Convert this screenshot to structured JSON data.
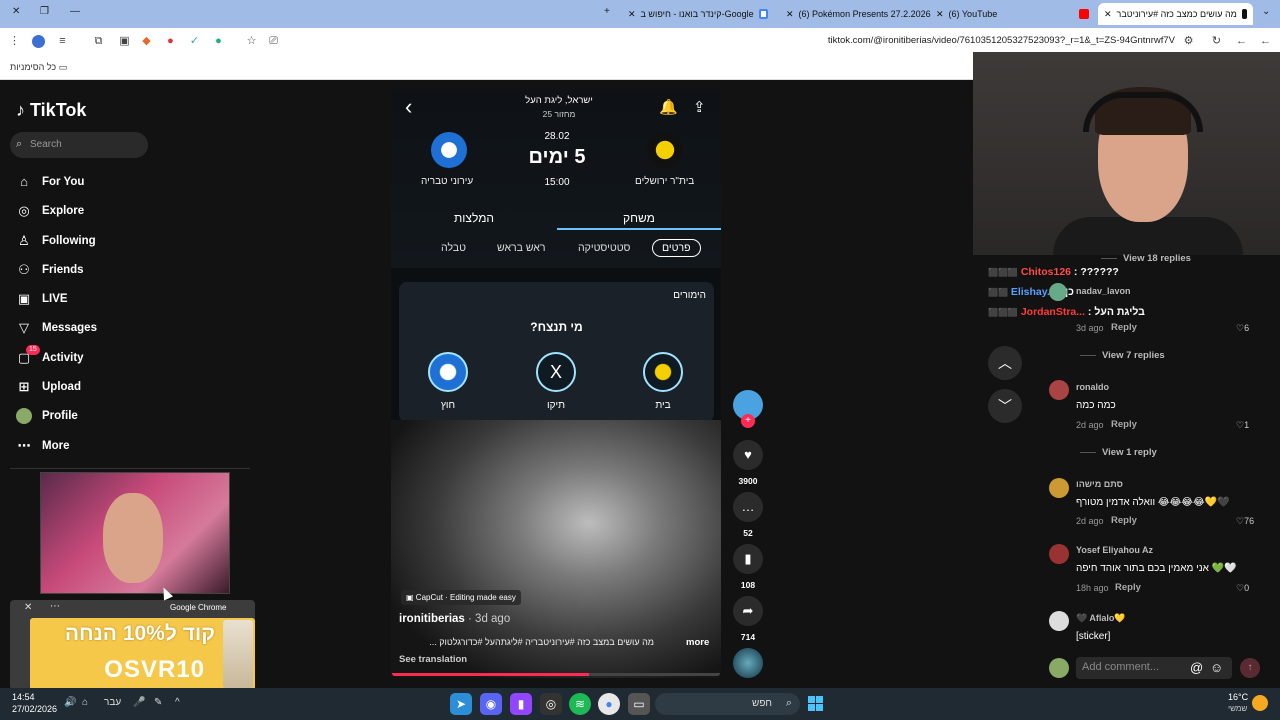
{
  "browser": {
    "tabs": [
      {
        "title": "מה עושים כמצב כזה #עירוניטבר",
        "active": true
      },
      {
        "title": "(6) YouTube"
      },
      {
        "title": "(6) Pokémon Presents 27.2.2026"
      },
      {
        "title": "קינדר בואנו - חיפוש ב-Google"
      }
    ],
    "url": "tiktok.com/@ironitiberias/video/7610351205327523093?_r=1&_t=ZS-94Gntnrwf7V",
    "bookmarks_label": "כל הסימניות"
  },
  "sidebar": {
    "logo": "TikTok",
    "search_placeholder": "Search",
    "items": [
      {
        "label": "For You",
        "icon": "home-icon"
      },
      {
        "label": "Explore",
        "icon": "compass-icon"
      },
      {
        "label": "Following",
        "icon": "following-icon"
      },
      {
        "label": "Friends",
        "icon": "friends-icon"
      },
      {
        "label": "LIVE",
        "icon": "live-icon"
      },
      {
        "label": "Messages",
        "icon": "messages-icon"
      },
      {
        "label": "Activity",
        "icon": "activity-icon"
      },
      {
        "label": "Upload",
        "icon": "upload-icon"
      },
      {
        "label": "Profile",
        "icon": "profile-avatar"
      },
      {
        "label": "More",
        "icon": "more-icon"
      }
    ],
    "activity_badge": "15"
  },
  "ad": {
    "source": "Google Chrome",
    "line1": "קוד ל10% הנחה",
    "line2": "OSVR10"
  },
  "video": {
    "league": "ישראל, ליגת העל",
    "round": "מחזור 25",
    "date": "28.02",
    "countdown": "5 ימים",
    "time": "15:00",
    "home_team": "בית\"ר ירושלים",
    "away_team": "עירוני טבריה",
    "tabs": [
      "משחק",
      "המלצות"
    ],
    "subtabs": [
      "פרטים",
      "סטטיסטיקה",
      "ראש בראש",
      "טבלה"
    ],
    "bet_header": "הימורים",
    "bet_question": "מי תנצח?",
    "bet_options": [
      "בית",
      "תיקו",
      "חוץ"
    ],
    "draw_symbol": "X",
    "capcut": "CapCut · Editing made easy",
    "author": "ironitiberias",
    "author_date": " · 3d ago",
    "caption": "מה עושים במצב כזה #עירוניטבריה #ליגתהעל #כדורגלטוק ...",
    "more": "more",
    "see_translation": "See translation",
    "progress": 0.6
  },
  "actions": {
    "likes": "3900",
    "comments": "52",
    "saves": "108",
    "shares": "714"
  },
  "twitch_chat": [
    {
      "user": "Chitos126",
      "msg": ": ??????",
      "color": "#ff4a4a"
    },
    {
      "user": "Elishay...",
      "msg": ": כן",
      "color": "#5aa0ff"
    },
    {
      "user": "JordanStra...",
      "msg": ": בליגת העל",
      "color": "#ff3a3a"
    }
  ],
  "comments": [
    {
      "user": "nadav_lavon",
      "text": "",
      "date": "3d ago",
      "likes": "6"
    },
    {
      "user": "ronaldo",
      "text": "כמה כמה",
      "date": "2d ago",
      "likes": "1"
    },
    {
      "user": "סתם מישהו",
      "text": "וואלה אדמין מטורף 😂😂😂😂💛🖤",
      "date": "2d ago",
      "likes": "76"
    },
    {
      "user": "Yosef Eliyahou Az",
      "text": "אני מאמין בכם בתור אוהד חיפה 💚🤍",
      "date": "18h ago",
      "likes": "0"
    },
    {
      "user": "🖤 Aflalo💛",
      "text": "[sticker]",
      "date": "",
      "likes": ""
    }
  ],
  "comment_ui": {
    "reply": "Reply",
    "view_top": "View 18 replies",
    "view_7": "View 7 replies",
    "view_1": "View 1 reply",
    "input_placeholder": "Add comment..."
  },
  "taskbar": {
    "time": "14:54",
    "date": "27/02/2026",
    "lang": "עבר",
    "search": "חפש",
    "weather_temp": "16°C",
    "weather_desc": "שמשי"
  }
}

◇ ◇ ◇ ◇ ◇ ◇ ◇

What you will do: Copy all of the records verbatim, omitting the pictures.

Problem solution:
Convert this screenshot to structured JSON data.
{
  "browser": {
    "tabs": [
      {
        "title": "מה עושים כמצב כזה #עירוניטבר",
        "active": true
      },
      {
        "title": "(6) YouTube"
      },
      {
        "title": "(6) Pokémon Presents 27.2.2026"
      },
      {
        "title": "קינדר בואנו - חיפוש ב-Google"
      }
    ],
    "url": "tiktok.com/@ironitiberias/video/7610351205327523093?_r=1&_t=ZS-94Gntnrwf7V",
    "bookmarks_label": "כל הסימניות"
  },
  "sidebar": {
    "logo": "TikTok",
    "search_placeholder": "Search",
    "items": [
      {
        "label": "For You",
        "icon": "home-icon"
      },
      {
        "label": "Explore",
        "icon": "compass-icon"
      },
      {
        "label": "Following",
        "icon": "following-icon"
      },
      {
        "label": "Friends",
        "icon": "friends-icon"
      },
      {
        "label": "LIVE",
        "icon": "live-icon"
      },
      {
        "label": "Messages",
        "icon": "messages-icon"
      },
      {
        "label": "Activity",
        "icon": "activity-icon"
      },
      {
        "label": "Upload",
        "icon": "upload-icon"
      },
      {
        "label": "Profile",
        "icon": "profile-avatar"
      },
      {
        "label": "More",
        "icon": "more-icon"
      }
    ],
    "activity_badge": "15"
  },
  "ad": {
    "source": "Google Chrome",
    "line1": "קוד ל10% הנחה",
    "line2": "OSVR10"
  },
  "video": {
    "league": "ישראל, ליגת העל",
    "round": "מחזור 25",
    "date": "28.02",
    "countdown": "5 ימים",
    "time": "15:00",
    "home_team": "בית\"ר ירושלים",
    "away_team": "עירוני טבריה",
    "tabs": [
      "משחק",
      "המלצות"
    ],
    "subtabs": [
      "פרטים",
      "סטטיסטיקה",
      "ראש בראש",
      "טבלה"
    ],
    "bet_header": "הימורים",
    "bet_question": "מי תנצח?",
    "bet_options": [
      "בית",
      "תיקו",
      "חוץ"
    ],
    "draw_symbol": "X",
    "capcut": "CapCut · Editing made easy",
    "author": "ironitiberias",
    "author_date": " · 3d ago",
    "caption": "מה עושים במצב כזה #עירוניטבריה #ליגתהעל #כדורגלטוק ...",
    "more": "more",
    "see_translation": "See translation",
    "progress": 0.6
  },
  "actions": {
    "likes": "3900",
    "comments": "52",
    "saves": "108",
    "shares": "714"
  },
  "twitch_chat": [
    {
      "user": "Chitos126",
      "msg": ": ??????",
      "color": "#ff4a4a"
    },
    {
      "user": "Elishay...",
      "msg": ": כן",
      "color": "#5aa0ff"
    },
    {
      "user": "JordanStra...",
      "msg": ": בליגת העל",
      "color": "#ff3a3a"
    }
  ],
  "comments": [
    {
      "user": "nadav_lavon",
      "text": "",
      "date": "3d ago",
      "likes": "6"
    },
    {
      "user": "ronaldo",
      "text": "כמה כמה",
      "date": "2d ago",
      "likes": "1"
    },
    {
      "user": "סתם מישהו",
      "text": "וואלה אדמין מטורף 😂😂😂😂💛🖤",
      "date": "2d ago",
      "likes": "76"
    },
    {
      "user": "Yosef Eliyahou Az",
      "text": "אני מאמין בכם בתור אוהד חיפה 💚🤍",
      "date": "18h ago",
      "likes": "0"
    },
    {
      "user": "🖤 Aflalo💛",
      "text": "[sticker]",
      "date": "",
      "likes": ""
    }
  ],
  "comment_ui": {
    "reply": "Reply",
    "view_top": "View 18 replies",
    "view_7": "View 7 replies",
    "view_1": "View 1 reply",
    "input_placeholder": "Add comment..."
  },
  "taskbar": {
    "time": "14:54",
    "date": "27/02/2026",
    "lang": "עבר",
    "search": "חפש",
    "weather_temp": "16°C",
    "weather_desc": "שמשי"
  }
}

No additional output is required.